§ What to work on:
Copy the data that follows exactly, and include none of its images.

[Dataset records]
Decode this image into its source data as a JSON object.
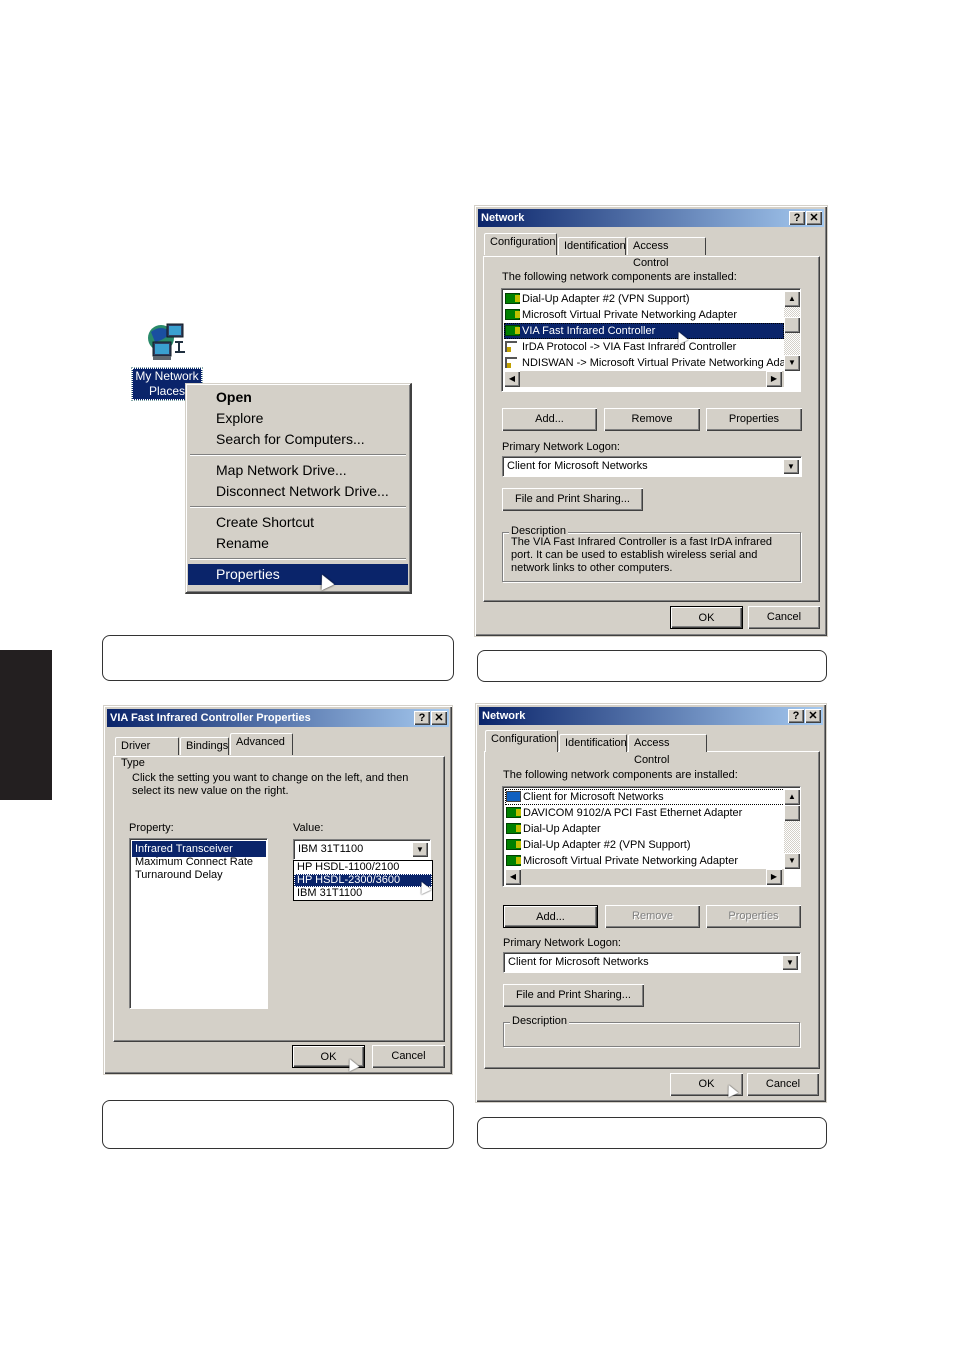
{
  "desktop": {
    "icon_name": "network-places-icon",
    "icon_label_line1": "My Network",
    "icon_label_line2": "Places"
  },
  "context_menu": {
    "items": [
      {
        "label": "Open",
        "bold": true
      },
      {
        "label": "Explore"
      },
      {
        "label": "Search for Computers..."
      },
      {
        "separator": true
      },
      {
        "label": "Map Network Drive..."
      },
      {
        "label": "Disconnect Network Drive..."
      },
      {
        "separator": true
      },
      {
        "label": "Create Shortcut"
      },
      {
        "label": "Rename"
      },
      {
        "separator": true
      },
      {
        "label": "Properties",
        "selected": true
      }
    ],
    "i0": "Open",
    "i1": "Explore",
    "i2": "Search for Computers...",
    "i3": "Map Network Drive...",
    "i4": "Disconnect Network Drive...",
    "i5": "Create Shortcut",
    "i6": "Rename",
    "i7": "Properties"
  },
  "network_dialog_1": {
    "title": "Network",
    "help_glyph": "?",
    "close_glyph": "✕",
    "tabs": [
      "Configuration",
      "Identification",
      "Access Control"
    ],
    "active_tab": "Configuration",
    "components_label": "The following network components are installed:",
    "components": [
      {
        "icon": "network-adapter-icon",
        "label": "Dial-Up Adapter #2 (VPN Support)"
      },
      {
        "icon": "network-adapter-icon",
        "label": "Microsoft Virtual Private Networking Adapter"
      },
      {
        "icon": "network-adapter-icon",
        "label": "VIA Fast Infrared Controller",
        "selected": true
      },
      {
        "icon": "protocol-icon",
        "label": "IrDA Protocol -> VIA Fast Infrared Controller"
      },
      {
        "icon": "protocol-icon",
        "label": "NDISWAN -> Microsoft Virtual Private Networking Adapter"
      }
    ],
    "buttons": {
      "add": "Add...",
      "remove": "Remove",
      "properties": "Properties"
    },
    "logon_label": "Primary Network Logon:",
    "logon_value": "Client for Microsoft Networks",
    "file_print_button": "File and Print Sharing...",
    "description_title": "Description",
    "description_text": "The VIA Fast Infrared Controller is a fast IrDA infrared port.  It can be used to establish wireless serial and network links to other computers.",
    "ok": "OK",
    "cancel": "Cancel"
  },
  "properties_dialog": {
    "title": "VIA Fast Infrared Controller Properties",
    "help_glyph": "?",
    "close_glyph": "✕",
    "tabs": [
      "Driver Type",
      "Bindings",
      "Advanced"
    ],
    "active_tab": "Advanced",
    "instructions": "Click the setting you want to change on the left, and then select its new value on the right.",
    "property_label": "Property:",
    "properties": [
      {
        "label": "Infrared Transceiver",
        "selected": true
      },
      {
        "label": "Maximum Connect Rate"
      },
      {
        "label": "Turnaround Delay"
      }
    ],
    "value_label": "Value:",
    "value_current": "IBM 31T1100",
    "value_options": [
      {
        "label": "HP HSDL-1100/2100"
      },
      {
        "label": "HP HSDL-2300/3600",
        "highlighted": true
      },
      {
        "label": "IBM 31T1100"
      }
    ],
    "ok": "OK",
    "cancel": "Cancel"
  },
  "network_dialog_2": {
    "title": "Network",
    "help_glyph": "?",
    "close_glyph": "✕",
    "tabs": [
      "Configuration",
      "Identification",
      "Access Control"
    ],
    "active_tab": "Configuration",
    "components_label": "The following network components are installed:",
    "components": [
      {
        "icon": "client-icon",
        "label": "Client for Microsoft Networks",
        "focused": true
      },
      {
        "icon": "network-adapter-icon",
        "label": "DAVICOM 9102/A PCI Fast Ethernet Adapter"
      },
      {
        "icon": "network-adapter-icon",
        "label": "Dial-Up Adapter"
      },
      {
        "icon": "network-adapter-icon",
        "label": "Dial-Up Adapter #2 (VPN Support)"
      },
      {
        "icon": "network-adapter-icon",
        "label": "Microsoft Virtual Private Networking Adapter"
      }
    ],
    "buttons": {
      "add": "Add...",
      "remove": "Remove",
      "properties": "Properties"
    },
    "logon_label": "Primary Network Logon:",
    "logon_value": "Client for Microsoft Networks",
    "file_print_button": "File and Print Sharing...",
    "description_title": "Description",
    "description_text": "",
    "ok": "OK",
    "cancel": "Cancel"
  },
  "glyphs": {
    "up": "▲",
    "down": "▼",
    "left": "◀",
    "right": "▶"
  }
}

§ Solution:
Decode this image into its source data as a JSON object.
{
  "desktop": {
    "icon_name": "network-places-icon",
    "icon_label_line1": "My Network",
    "icon_label_line2": "Places"
  },
  "context_menu": {
    "items": [
      {
        "label": "Open",
        "bold": true
      },
      {
        "label": "Explore"
      },
      {
        "label": "Search for Computers..."
      },
      {
        "separator": true
      },
      {
        "label": "Map Network Drive..."
      },
      {
        "label": "Disconnect Network Drive..."
      },
      {
        "separator": true
      },
      {
        "label": "Create Shortcut"
      },
      {
        "label": "Rename"
      },
      {
        "separator": true
      },
      {
        "label": "Properties",
        "selected": true
      }
    ],
    "i0": "Open",
    "i1": "Explore",
    "i2": "Search for Computers...",
    "i3": "Map Network Drive...",
    "i4": "Disconnect Network Drive...",
    "i5": "Create Shortcut",
    "i6": "Rename",
    "i7": "Properties"
  },
  "network_dialog_1": {
    "title": "Network",
    "help_glyph": "?",
    "close_glyph": "✕",
    "tabs": [
      "Configuration",
      "Identification",
      "Access Control"
    ],
    "active_tab": "Configuration",
    "components_label": "The following network components are installed:",
    "components": [
      {
        "icon": "network-adapter-icon",
        "label": "Dial-Up Adapter #2 (VPN Support)"
      },
      {
        "icon": "network-adapter-icon",
        "label": "Microsoft Virtual Private Networking Adapter"
      },
      {
        "icon": "network-adapter-icon",
        "label": "VIA Fast Infrared Controller",
        "selected": true
      },
      {
        "icon": "protocol-icon",
        "label": "IrDA Protocol -> VIA Fast Infrared Controller"
      },
      {
        "icon": "protocol-icon",
        "label": "NDISWAN -> Microsoft Virtual Private Networking Adapter"
      }
    ],
    "buttons": {
      "add": "Add...",
      "remove": "Remove",
      "properties": "Properties"
    },
    "logon_label": "Primary Network Logon:",
    "logon_value": "Client for Microsoft Networks",
    "file_print_button": "File and Print Sharing...",
    "description_title": "Description",
    "description_text": "The VIA Fast Infrared Controller is a fast IrDA infrared port.  It can be used to establish wireless serial and network links to other computers.",
    "ok": "OK",
    "cancel": "Cancel"
  },
  "properties_dialog": {
    "title": "VIA Fast Infrared Controller Properties",
    "help_glyph": "?",
    "close_glyph": "✕",
    "tabs": [
      "Driver Type",
      "Bindings",
      "Advanced"
    ],
    "active_tab": "Advanced",
    "instructions": "Click the setting you want to change on the left, and then select its new value on the right.",
    "property_label": "Property:",
    "properties": [
      {
        "label": "Infrared Transceiver",
        "selected": true
      },
      {
        "label": "Maximum Connect Rate"
      },
      {
        "label": "Turnaround Delay"
      }
    ],
    "value_label": "Value:",
    "value_current": "IBM 31T1100",
    "value_options": [
      {
        "label": "HP HSDL-1100/2100"
      },
      {
        "label": "HP HSDL-2300/3600",
        "highlighted": true
      },
      {
        "label": "IBM 31T1100"
      }
    ],
    "ok": "OK",
    "cancel": "Cancel"
  },
  "network_dialog_2": {
    "title": "Network",
    "help_glyph": "?",
    "close_glyph": "✕",
    "tabs": [
      "Configuration",
      "Identification",
      "Access Control"
    ],
    "active_tab": "Configuration",
    "components_label": "The following network components are installed:",
    "components": [
      {
        "icon": "client-icon",
        "label": "Client for Microsoft Networks",
        "focused": true
      },
      {
        "icon": "network-adapter-icon",
        "label": "DAVICOM 9102/A PCI Fast Ethernet Adapter"
      },
      {
        "icon": "network-adapter-icon",
        "label": "Dial-Up Adapter"
      },
      {
        "icon": "network-adapter-icon",
        "label": "Dial-Up Adapter #2 (VPN Support)"
      },
      {
        "icon": "network-adapter-icon",
        "label": "Microsoft Virtual Private Networking Adapter"
      }
    ],
    "buttons": {
      "add": "Add...",
      "remove": "Remove",
      "properties": "Properties"
    },
    "logon_label": "Primary Network Logon:",
    "logon_value": "Client for Microsoft Networks",
    "file_print_button": "File and Print Sharing...",
    "description_title": "Description",
    "description_text": "",
    "ok": "OK",
    "cancel": "Cancel"
  },
  "glyphs": {
    "up": "▲",
    "down": "▼",
    "left": "◀",
    "right": "▶"
  }
}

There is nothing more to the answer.